#### [Entries shown]
§
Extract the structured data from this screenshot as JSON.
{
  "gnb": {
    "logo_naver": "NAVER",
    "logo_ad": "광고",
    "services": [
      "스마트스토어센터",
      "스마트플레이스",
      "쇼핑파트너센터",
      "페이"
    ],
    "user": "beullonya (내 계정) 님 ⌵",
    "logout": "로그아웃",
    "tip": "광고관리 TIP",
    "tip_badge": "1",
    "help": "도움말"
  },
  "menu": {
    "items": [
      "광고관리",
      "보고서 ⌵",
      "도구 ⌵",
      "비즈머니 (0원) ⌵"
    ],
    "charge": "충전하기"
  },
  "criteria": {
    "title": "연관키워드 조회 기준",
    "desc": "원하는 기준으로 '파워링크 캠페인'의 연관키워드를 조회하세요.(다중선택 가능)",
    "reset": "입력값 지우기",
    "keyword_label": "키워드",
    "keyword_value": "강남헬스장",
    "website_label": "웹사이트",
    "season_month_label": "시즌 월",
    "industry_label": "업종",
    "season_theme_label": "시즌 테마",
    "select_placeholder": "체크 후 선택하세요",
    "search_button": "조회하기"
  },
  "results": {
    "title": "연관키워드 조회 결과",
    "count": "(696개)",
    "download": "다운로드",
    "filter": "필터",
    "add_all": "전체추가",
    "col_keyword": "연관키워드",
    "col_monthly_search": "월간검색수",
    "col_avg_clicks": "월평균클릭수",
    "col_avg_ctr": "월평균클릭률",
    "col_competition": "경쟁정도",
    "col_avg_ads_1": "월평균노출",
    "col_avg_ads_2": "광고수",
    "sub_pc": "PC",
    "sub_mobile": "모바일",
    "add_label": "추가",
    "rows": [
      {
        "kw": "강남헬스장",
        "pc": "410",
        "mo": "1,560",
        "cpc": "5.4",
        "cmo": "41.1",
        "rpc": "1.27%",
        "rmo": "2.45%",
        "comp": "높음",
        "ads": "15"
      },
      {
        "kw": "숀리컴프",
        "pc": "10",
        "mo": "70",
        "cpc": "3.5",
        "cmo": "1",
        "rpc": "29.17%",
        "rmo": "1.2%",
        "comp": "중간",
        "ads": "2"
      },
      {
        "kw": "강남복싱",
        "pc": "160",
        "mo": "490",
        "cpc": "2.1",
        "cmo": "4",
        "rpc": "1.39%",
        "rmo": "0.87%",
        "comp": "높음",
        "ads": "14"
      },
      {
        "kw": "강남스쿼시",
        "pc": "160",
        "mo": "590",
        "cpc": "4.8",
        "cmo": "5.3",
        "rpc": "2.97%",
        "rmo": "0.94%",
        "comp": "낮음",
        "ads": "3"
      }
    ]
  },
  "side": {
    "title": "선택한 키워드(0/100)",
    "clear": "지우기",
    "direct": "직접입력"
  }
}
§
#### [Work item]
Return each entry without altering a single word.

#### [Task answer]
Extract the structured data from this screenshot as JSON.
{
  "gnb": {
    "logo_naver": "NAVER",
    "logo_ad": "광고",
    "services": [
      "스마트스토어센터",
      "스마트플레이스",
      "쇼핑파트너센터",
      "페이"
    ],
    "user": "beullonya (내 계정) 님 ⌵",
    "logout": "로그아웃",
    "tip": "광고관리 TIP",
    "tip_badge": "1",
    "help": "도움말"
  },
  "menu": {
    "items": [
      "광고관리",
      "보고서 ⌵",
      "도구 ⌵",
      "비즈머니 (0원) ⌵"
    ],
    "charge": "충전하기"
  },
  "criteria": {
    "title": "연관키워드 조회 기준",
    "desc": "원하는 기준으로 '파워링크 캠페인'의 연관키워드를 조회하세요.(다중선택 가능)",
    "reset": "입력값 지우기",
    "keyword_label": "키워드",
    "keyword_value": "강남헬스장",
    "website_label": "웹사이트",
    "season_month_label": "시즌 월",
    "industry_label": "업종",
    "season_theme_label": "시즌 테마",
    "select_placeholder": "체크 후 선택하세요",
    "search_button": "조회하기"
  },
  "results": {
    "title": "연관키워드 조회 결과",
    "count": "(696개)",
    "download": "다운로드",
    "filter": "필터",
    "add_all": "전체추가",
    "col_keyword": "연관키워드",
    "col_monthly_search": "월간검색수",
    "col_avg_clicks": "월평균클릭수",
    "col_avg_ctr": "월평균클릭률",
    "col_competition": "경쟁정도",
    "col_avg_ads_1": "월평균노출",
    "col_avg_ads_2": "광고수",
    "sub_pc": "PC",
    "sub_mobile": "모바일",
    "add_label": "추가",
    "rows": [
      {
        "kw": "강남헬스장",
        "pc": "410",
        "mo": "1,560",
        "cpc": "5.4",
        "cmo": "41.1",
        "rpc": "1.27%",
        "rmo": "2.45%",
        "comp": "높음",
        "ads": "15"
      },
      {
        "kw": "숀리컴프",
        "pc": "10",
        "mo": "70",
        "cpc": "3.5",
        "cmo": "1",
        "rpc": "29.17%",
        "rmo": "1.2%",
        "comp": "중간",
        "ads": "2"
      },
      {
        "kw": "강남복싱",
        "pc": "160",
        "mo": "490",
        "cpc": "2.1",
        "cmo": "4",
        "rpc": "1.39%",
        "rmo": "0.87%",
        "comp": "높음",
        "ads": "14"
      },
      {
        "kw": "강남스쿼시",
        "pc": "160",
        "mo": "590",
        "cpc": "4.8",
        "cmo": "5.3",
        "rpc": "2.97%",
        "rmo": "0.94%",
        "comp": "낮음",
        "ads": "3"
      }
    ]
  },
  "side": {
    "title": "선택한 키워드(0/100)",
    "clear": "지우기",
    "direct": "직접입력"
  }
}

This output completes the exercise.